◆ **What is expected**: Without any alteration, retype the records that appear below.

◆ **Data to process**:
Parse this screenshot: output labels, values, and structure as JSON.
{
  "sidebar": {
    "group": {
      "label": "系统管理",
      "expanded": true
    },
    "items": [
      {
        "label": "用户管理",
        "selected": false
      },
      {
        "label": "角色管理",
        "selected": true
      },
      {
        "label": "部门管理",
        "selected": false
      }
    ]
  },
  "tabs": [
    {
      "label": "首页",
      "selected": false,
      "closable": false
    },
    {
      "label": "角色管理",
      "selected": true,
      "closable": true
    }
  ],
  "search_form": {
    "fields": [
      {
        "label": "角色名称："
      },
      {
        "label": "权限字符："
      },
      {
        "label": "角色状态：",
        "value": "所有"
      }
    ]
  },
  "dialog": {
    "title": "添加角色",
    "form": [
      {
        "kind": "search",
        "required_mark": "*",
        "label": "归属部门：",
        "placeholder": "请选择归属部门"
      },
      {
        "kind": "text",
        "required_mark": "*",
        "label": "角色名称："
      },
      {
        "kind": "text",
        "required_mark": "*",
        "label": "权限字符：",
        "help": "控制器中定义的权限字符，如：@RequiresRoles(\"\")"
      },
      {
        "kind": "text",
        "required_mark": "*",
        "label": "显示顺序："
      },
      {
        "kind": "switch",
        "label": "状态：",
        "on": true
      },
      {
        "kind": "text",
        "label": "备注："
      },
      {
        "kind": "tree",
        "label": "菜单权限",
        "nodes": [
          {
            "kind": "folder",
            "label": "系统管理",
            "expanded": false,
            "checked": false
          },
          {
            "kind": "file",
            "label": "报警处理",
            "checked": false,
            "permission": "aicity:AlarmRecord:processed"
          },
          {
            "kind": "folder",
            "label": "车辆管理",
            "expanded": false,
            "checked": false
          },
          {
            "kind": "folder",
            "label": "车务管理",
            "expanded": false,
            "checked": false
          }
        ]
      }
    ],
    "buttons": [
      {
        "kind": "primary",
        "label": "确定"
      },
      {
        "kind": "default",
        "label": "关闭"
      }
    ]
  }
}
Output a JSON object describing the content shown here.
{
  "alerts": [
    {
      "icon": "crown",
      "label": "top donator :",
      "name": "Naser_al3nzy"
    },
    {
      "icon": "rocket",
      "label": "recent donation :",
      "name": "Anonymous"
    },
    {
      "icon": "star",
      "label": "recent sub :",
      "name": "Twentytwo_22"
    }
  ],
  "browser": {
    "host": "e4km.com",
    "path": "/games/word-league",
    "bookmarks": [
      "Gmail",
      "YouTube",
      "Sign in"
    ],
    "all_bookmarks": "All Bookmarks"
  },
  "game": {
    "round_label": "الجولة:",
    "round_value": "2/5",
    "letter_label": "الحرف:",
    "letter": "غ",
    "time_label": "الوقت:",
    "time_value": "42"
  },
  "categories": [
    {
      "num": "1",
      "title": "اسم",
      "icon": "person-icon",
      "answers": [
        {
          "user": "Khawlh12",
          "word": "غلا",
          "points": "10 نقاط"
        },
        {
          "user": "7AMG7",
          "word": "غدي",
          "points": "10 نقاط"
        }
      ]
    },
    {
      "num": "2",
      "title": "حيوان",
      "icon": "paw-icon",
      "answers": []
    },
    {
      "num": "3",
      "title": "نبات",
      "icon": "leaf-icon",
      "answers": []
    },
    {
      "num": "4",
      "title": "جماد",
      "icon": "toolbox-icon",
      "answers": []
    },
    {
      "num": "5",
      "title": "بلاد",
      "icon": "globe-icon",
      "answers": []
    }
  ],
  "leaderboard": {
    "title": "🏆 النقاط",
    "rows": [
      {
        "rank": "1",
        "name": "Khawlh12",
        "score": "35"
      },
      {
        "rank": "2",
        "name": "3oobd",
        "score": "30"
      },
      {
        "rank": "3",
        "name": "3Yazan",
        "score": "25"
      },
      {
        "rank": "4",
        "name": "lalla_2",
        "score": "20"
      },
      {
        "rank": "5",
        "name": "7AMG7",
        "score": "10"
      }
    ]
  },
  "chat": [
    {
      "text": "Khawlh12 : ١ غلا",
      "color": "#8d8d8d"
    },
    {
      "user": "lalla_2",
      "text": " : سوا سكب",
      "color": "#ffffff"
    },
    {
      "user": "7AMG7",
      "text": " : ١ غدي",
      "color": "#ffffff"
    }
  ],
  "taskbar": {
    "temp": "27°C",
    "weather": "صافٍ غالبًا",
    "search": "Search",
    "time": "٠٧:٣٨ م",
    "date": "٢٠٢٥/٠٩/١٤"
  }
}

◆ **Solution**:
Parse this screenshot: output labels, values, and structure as JSON.
{
  "sidebar": {
    "group": {
      "label": "系统管理",
      "expanded": true
    },
    "items": [
      {
        "label": "用户管理",
        "selected": false
      },
      {
        "label": "角色管理",
        "selected": true
      },
      {
        "label": "部门管理",
        "selected": false
      }
    ]
  },
  "tabs": [
    {
      "label": "首页",
      "selected": false,
      "closable": false
    },
    {
      "label": "角色管理",
      "selected": true,
      "closable": true
    }
  ],
  "search_form": {
    "fields": [
      {
        "label": "角色名称："
      },
      {
        "label": "权限字符："
      },
      {
        "label": "角色状态：",
        "value": "所有"
      }
    ]
  },
  "dialog": {
    "title": "添加角色",
    "form": [
      {
        "kind": "search",
        "required_mark": "*",
        "label": "归属部门：",
        "placeholder": "请选择归属部门"
      },
      {
        "kind": "text",
        "required_mark": "*",
        "label": "角色名称："
      },
      {
        "kind": "text",
        "required_mark": "*",
        "label": "权限字符：",
        "help": "控制器中定义的权限字符，如：@RequiresRoles(\"\")"
      },
      {
        "kind": "text",
        "required_mark": "*",
        "label": "显示顺序："
      },
      {
        "kind": "switch",
        "label": "状态：",
        "on": true
      },
      {
        "kind": "text",
        "label": "备注："
      },
      {
        "kind": "tree",
        "label": "菜单权限",
        "nodes": [
          {
            "kind": "folder",
            "label": "系统管理",
            "expanded": false,
            "checked": false
          },
          {
            "kind": "file",
            "label": "报警处理",
            "checked": false,
            "permission": "aicity:AlarmRecord:processed"
          },
          {
            "kind": "folder",
            "label": "车辆管理",
            "expanded": false,
            "checked": false
          },
          {
            "kind": "folder",
            "label": "车务管理",
            "expanded": false,
            "checked": false
          }
        ]
      }
    ],
    "buttons": [
      {
        "kind": "primary",
        "label": "确定"
      },
      {
        "kind": "default",
        "label": "关闭"
      }
    ]
  }
}
Output a JSON object describing the content shown here.
{
  "alerts": [
    {
      "icon": "crown",
      "label": "top donator :",
      "name": "Naser_al3nzy"
    },
    {
      "icon": "rocket",
      "label": "recent donation :",
      "name": "Anonymous"
    },
    {
      "icon": "star",
      "label": "recent sub :",
      "name": "Twentytwo_22"
    }
  ],
  "browser": {
    "host": "e4km.com",
    "path": "/games/word-league",
    "bookmarks": [
      "Gmail",
      "YouTube",
      "Sign in"
    ],
    "all_bookmarks": "All Bookmarks"
  },
  "game": {
    "round_label": "الجولة:",
    "round_value": "2/5",
    "letter_label": "الحرف:",
    "letter": "غ",
    "time_label": "الوقت:",
    "time_value": "42"
  },
  "categories": [
    {
      "num": "1",
      "title": "اسم",
      "icon": "person-icon",
      "answers": [
        {
          "user": "Khawlh12",
          "word": "غلا",
          "points": "10 نقاط"
        },
        {
          "user": "7AMG7",
          "word": "غدي",
          "points": "10 نقاط"
        }
      ]
    },
    {
      "num": "2",
      "title": "حيوان",
      "icon": "paw-icon",
      "answers": []
    },
    {
      "num": "3",
      "title": "نبات",
      "icon": "leaf-icon",
      "answers": []
    },
    {
      "num": "4",
      "title": "جماد",
      "icon": "toolbox-icon",
      "answers": []
    },
    {
      "num": "5",
      "title": "بلاد",
      "icon": "globe-icon",
      "answers": []
    }
  ],
  "leaderboard": {
    "title": "🏆 النقاط",
    "rows": [
      {
        "rank": "1",
        "name": "Khawlh12",
        "score": "35"
      },
      {
        "rank": "2",
        "name": "3oobd",
        "score": "30"
      },
      {
        "rank": "3",
        "name": "3Yazan",
        "score": "25"
      },
      {
        "rank": "4",
        "name": "lalla_2",
        "score": "20"
      },
      {
        "rank": "5",
        "name": "7AMG7",
        "score": "10"
      }
    ]
  },
  "chat": [
    {
      "text": "Khawlh12 : ١ غلا",
      "color": "#8d8d8d"
    },
    {
      "user": "lalla_2",
      "text": " : سوا سكب",
      "color": "#ffffff"
    },
    {
      "user": "7AMG7",
      "text": " : ١ غدي",
      "color": "#ffffff"
    }
  ],
  "taskbar": {
    "temp": "27°C",
    "weather": "صافٍ غالبًا",
    "search": "Search",
    "time": "٠٧:٣٨ م",
    "date": "٢٠٢٥/٠٩/١٤"
  }
}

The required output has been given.